Medical negligence claims
Strokes are usually initially diagnosed through the observation of the patient’s physical symptoms – for example numbness on one side of the face or body – and confirmed through the use of blood tests, CT or MRI scans, angiograms, ultrasound and other forms of sophisticated diagnostic equipment. In addition, some patients may experience a TIA (transient ischemic attack), sometimes known as a mini-stroke, which leaves no symptoms behind but is a key warning sign that a full stroke is on the way.

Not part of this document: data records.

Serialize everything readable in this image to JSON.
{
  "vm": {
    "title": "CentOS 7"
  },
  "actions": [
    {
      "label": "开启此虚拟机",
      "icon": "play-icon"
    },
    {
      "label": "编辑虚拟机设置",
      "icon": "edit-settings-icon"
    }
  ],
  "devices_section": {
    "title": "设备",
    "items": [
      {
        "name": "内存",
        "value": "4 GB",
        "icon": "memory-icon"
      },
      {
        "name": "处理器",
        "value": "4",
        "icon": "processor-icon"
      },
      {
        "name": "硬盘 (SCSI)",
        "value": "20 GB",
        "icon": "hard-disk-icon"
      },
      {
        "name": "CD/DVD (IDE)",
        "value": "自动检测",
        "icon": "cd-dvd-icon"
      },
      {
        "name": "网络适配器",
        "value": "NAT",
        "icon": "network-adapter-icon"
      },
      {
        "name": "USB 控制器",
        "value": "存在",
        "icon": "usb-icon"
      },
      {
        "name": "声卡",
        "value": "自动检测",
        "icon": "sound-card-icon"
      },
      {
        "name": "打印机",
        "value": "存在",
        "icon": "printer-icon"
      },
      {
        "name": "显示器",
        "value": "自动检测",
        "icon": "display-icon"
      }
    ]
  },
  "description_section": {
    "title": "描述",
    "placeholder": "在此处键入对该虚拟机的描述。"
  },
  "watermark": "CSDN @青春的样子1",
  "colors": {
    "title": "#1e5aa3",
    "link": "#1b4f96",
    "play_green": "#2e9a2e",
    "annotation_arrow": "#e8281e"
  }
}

It is important not only that the medical practitioner correctly identifies that a stroke has occurred, but also the type of stroke and area of the brain that is affected, as treatments for different types vary. Medical negligence claims usually emanate from a failure to recognise symptoms in time for effective treatment to be applied. Read more>> how to sue for medical negligence